▶ _EXERCISE BRIEF_
Print everything in the records exactly. Leave the pictures out.

▶ _DATASET EXCERPTS_
#####
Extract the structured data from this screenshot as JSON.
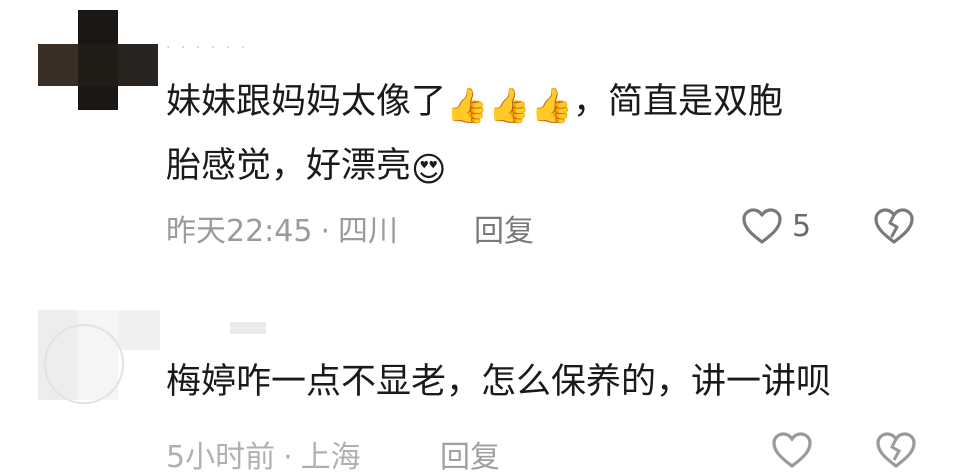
{
  "comments": [
    {
      "username": "· · · · · ·",
      "text_line1": "妹妹跟妈妈太像了",
      "text_line1_after": "，简直是双胞",
      "text_line2": "胎感觉，好漂亮",
      "emojis_inline": [
        "👍",
        "👍",
        "👍"
      ],
      "emoji_end": "😍",
      "time": "昨天22:45",
      "separator": "·",
      "location": "四川",
      "reply_label": "回复",
      "like_count": "5",
      "icons": {
        "like": "heart-outline-icon",
        "dislike": "broken-heart-icon"
      }
    },
    {
      "text": "梅婷咋一点不显老，怎么保养的，讲一讲呗",
      "time": "5小时前",
      "separator": "·",
      "location": "上海",
      "reply_label": "回复",
      "icons": {
        "like": "heart-outline-icon",
        "dislike": "broken-heart-icon"
      }
    }
  ],
  "colors": {
    "text": "#1a1a1a",
    "meta": "#9b9b9b",
    "icon": "#7a7a7a"
  }
}
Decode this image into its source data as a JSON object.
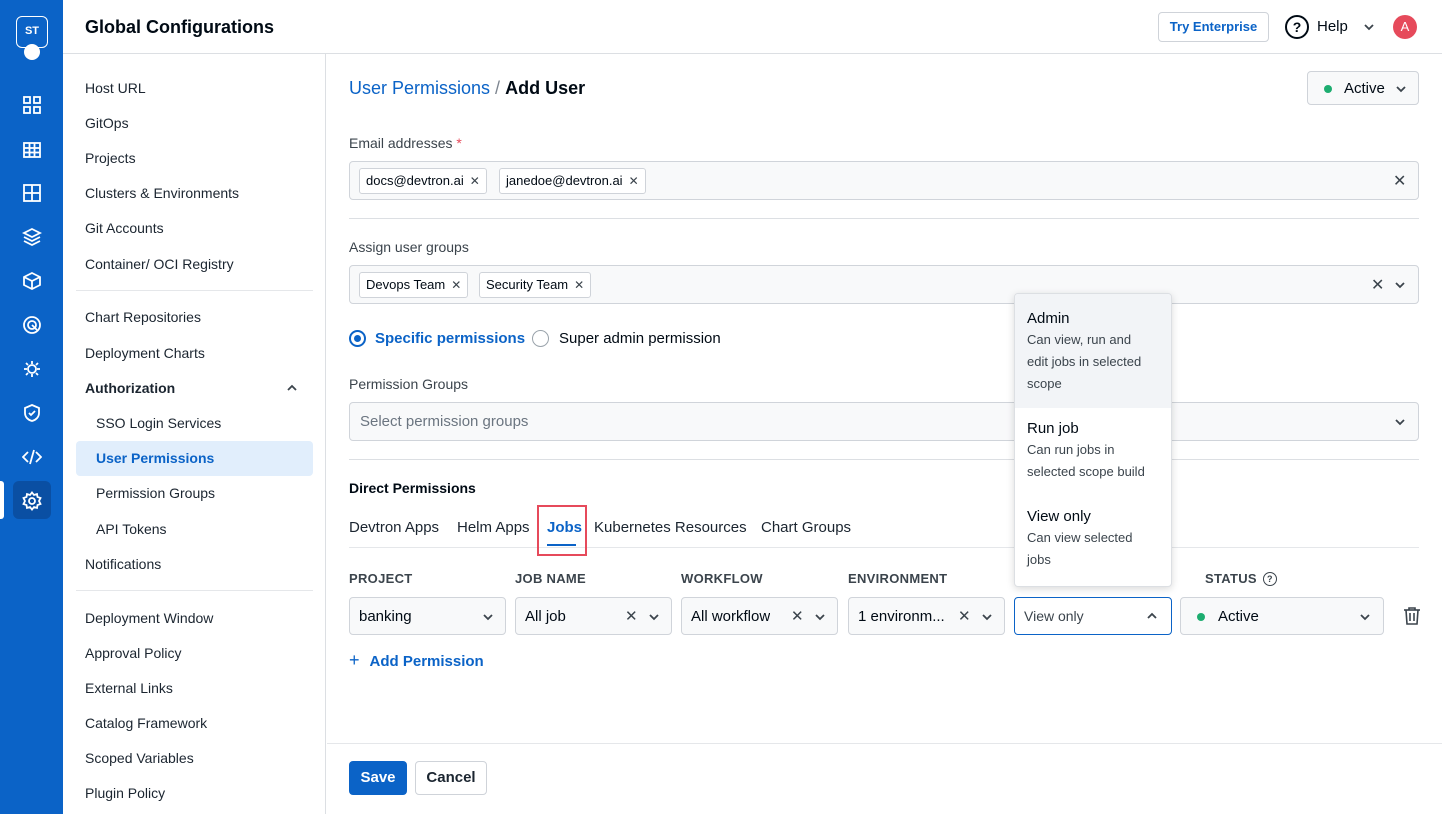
{
  "colors": {
    "brand": "#0b63c7",
    "rail": "#0b63c7",
    "success": "#1dad70",
    "danger": "#e64a5b"
  },
  "logo": {
    "text": "ST"
  },
  "header": {
    "title": "Global Configurations",
    "try_enterprise": "Try Enterprise",
    "help": "Help",
    "help_icon_glyph": "?",
    "avatar": "A"
  },
  "sidebar": {
    "items": [
      {
        "label": "Host URL"
      },
      {
        "label": "GitOps"
      },
      {
        "label": "Projects"
      },
      {
        "label": "Clusters & Environments"
      },
      {
        "label": "Git Accounts"
      },
      {
        "label": "Container/ OCI Registry"
      },
      {
        "label": "Chart Repositories"
      },
      {
        "label": "Deployment Charts"
      },
      {
        "label": "Authorization"
      },
      {
        "label": "SSO Login Services"
      },
      {
        "label": "User Permissions"
      },
      {
        "label": "Permission Groups"
      },
      {
        "label": "API Tokens"
      },
      {
        "label": "Notifications"
      },
      {
        "label": "Deployment Window"
      },
      {
        "label": "Approval Policy"
      },
      {
        "label": "External Links"
      },
      {
        "label": "Catalog Framework"
      },
      {
        "label": "Scoped Variables"
      },
      {
        "label": "Plugin Policy"
      }
    ]
  },
  "breadcrumb": {
    "parent": "User Permissions",
    "separator": "/",
    "current": "Add User"
  },
  "user_status": "Active",
  "email": {
    "label": "Email addresses",
    "required_mark": "*",
    "chips": [
      "docs@devtron.ai",
      "janedoe@devtron.ai"
    ]
  },
  "user_groups": {
    "label": "Assign user groups",
    "chips": [
      "Devops Team",
      "Security Team"
    ]
  },
  "permission_type": {
    "specific": "Specific permissions",
    "super_admin": "Super admin permission",
    "selected": "specific"
  },
  "permission_groups": {
    "label": "Permission Groups",
    "placeholder": "Select permission groups"
  },
  "direct_permissions": {
    "title": "Direct Permissions",
    "tabs": [
      "Devtron Apps",
      "Helm Apps",
      "Jobs",
      "Kubernetes Resources",
      "Chart Groups"
    ],
    "active_tab": "Jobs",
    "columns": {
      "project": "PROJECT",
      "job_name": "JOB NAME",
      "workflow": "WORKFLOW",
      "environment": "ENVIRONMENT",
      "status": "STATUS"
    },
    "row": {
      "project": "banking",
      "job_name": "All job",
      "workflow": "All workflow",
      "environment": "1 environm...",
      "role": "View only",
      "status": "Active"
    },
    "add_permission": "Add Permission"
  },
  "role_menu": {
    "options": [
      {
        "title": "Admin",
        "desc_lines": [
          "Can view, run and",
          "edit jobs in selected",
          "scope"
        ]
      },
      {
        "title": "Run job",
        "desc_lines": [
          "Can run jobs in",
          "selected scope build"
        ]
      },
      {
        "title": "View only",
        "desc_lines": [
          "Can view selected",
          "jobs"
        ]
      }
    ]
  },
  "footer": {
    "save": "Save",
    "cancel": "Cancel"
  },
  "glyphs": {
    "close": "✕",
    "plus": "+",
    "info": "?"
  }
}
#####
▶ _EXERCISE ANSWER_
Extract the structured data from this screenshot as JSON.
{
  "comments": [
    {
      "username": "· · · · · ·",
      "text_line1": "妹妹跟妈妈太像了",
      "text_line1_after": "，简直是双胞",
      "text_line2": "胎感觉，好漂亮",
      "emojis_inline": [
        "👍",
        "👍",
        "👍"
      ],
      "emoji_end": "😍",
      "time": "昨天22:45",
      "separator": "·",
      "location": "四川",
      "reply_label": "回复",
      "like_count": "5",
      "icons": {
        "like": "heart-outline-icon",
        "dislike": "broken-heart-icon"
      }
    },
    {
      "text": "梅婷咋一点不显老，怎么保养的，讲一讲呗",
      "time": "5小时前",
      "separator": "·",
      "location": "上海",
      "reply_label": "回复",
      "icons": {
        "like": "heart-outline-icon",
        "dislike": "broken-heart-icon"
      }
    }
  ],
  "colors": {
    "text": "#1a1a1a",
    "meta": "#9b9b9b",
    "icon": "#7a7a7a"
  }
}
Decode this image into its source data as a JSON object.
{
  "colors": {
    "brand": "#0b63c7",
    "rail": "#0b63c7",
    "success": "#1dad70",
    "danger": "#e64a5b"
  },
  "logo": {
    "text": "ST"
  },
  "header": {
    "title": "Global Configurations",
    "try_enterprise": "Try Enterprise",
    "help": "Help",
    "help_icon_glyph": "?",
    "avatar": "A"
  },
  "sidebar": {
    "items": [
      {
        "label": "Host URL"
      },
      {
        "label": "GitOps"
      },
      {
        "label": "Projects"
      },
      {
        "label": "Clusters & Environments"
      },
      {
        "label": "Git Accounts"
      },
      {
        "label": "Container/ OCI Registry"
      },
      {
        "label": "Chart Repositories"
      },
      {
        "label": "Deployment Charts"
      },
      {
        "label": "Authorization"
      },
      {
        "label": "SSO Login Services"
      },
      {
        "label": "User Permissions"
      },
      {
        "label": "Permission Groups"
      },
      {
        "label": "API Tokens"
      },
      {
        "label": "Notifications"
      },
      {
        "label": "Deployment Window"
      },
      {
        "label": "Approval Policy"
      },
      {
        "label": "External Links"
      },
      {
        "label": "Catalog Framework"
      },
      {
        "label": "Scoped Variables"
      },
      {
        "label": "Plugin Policy"
      }
    ]
  },
  "breadcrumb": {
    "parent": "User Permissions",
    "separator": "/",
    "current": "Add User"
  },
  "user_status": "Active",
  "email": {
    "label": "Email addresses",
    "required_mark": "*",
    "chips": [
      "docs@devtron.ai",
      "janedoe@devtron.ai"
    ]
  },
  "user_groups": {
    "label": "Assign user groups",
    "chips": [
      "Devops Team",
      "Security Team"
    ]
  },
  "permission_type": {
    "specific": "Specific permissions",
    "super_admin": "Super admin permission",
    "selected": "specific"
  },
  "permission_groups": {
    "label": "Permission Groups",
    "placeholder": "Select permission groups"
  },
  "direct_permissions": {
    "title": "Direct Permissions",
    "tabs": [
      "Devtron Apps",
      "Helm Apps",
      "Jobs",
      "Kubernetes Resources",
      "Chart Groups"
    ],
    "active_tab": "Jobs",
    "columns": {
      "project": "PROJECT",
      "job_name": "JOB NAME",
      "workflow": "WORKFLOW",
      "environment": "ENVIRONMENT",
      "status": "STATUS"
    },
    "row": {
      "project": "banking",
      "job_name": "All job",
      "workflow": "All workflow",
      "environment": "1 environm...",
      "role": "View only",
      "status": "Active"
    },
    "add_permission": "Add Permission"
  },
  "role_menu": {
    "options": [
      {
        "title": "Admin",
        "desc_lines": [
          "Can view, run and",
          "edit jobs in selected",
          "scope"
        ]
      },
      {
        "title": "Run job",
        "desc_lines": [
          "Can run jobs in",
          "selected scope build"
        ]
      },
      {
        "title": "View only",
        "desc_lines": [
          "Can view selected",
          "jobs"
        ]
      }
    ]
  },
  "footer": {
    "save": "Save",
    "cancel": "Cancel"
  },
  "glyphs": {
    "close": "✕",
    "plus": "+",
    "info": "?"
  }
}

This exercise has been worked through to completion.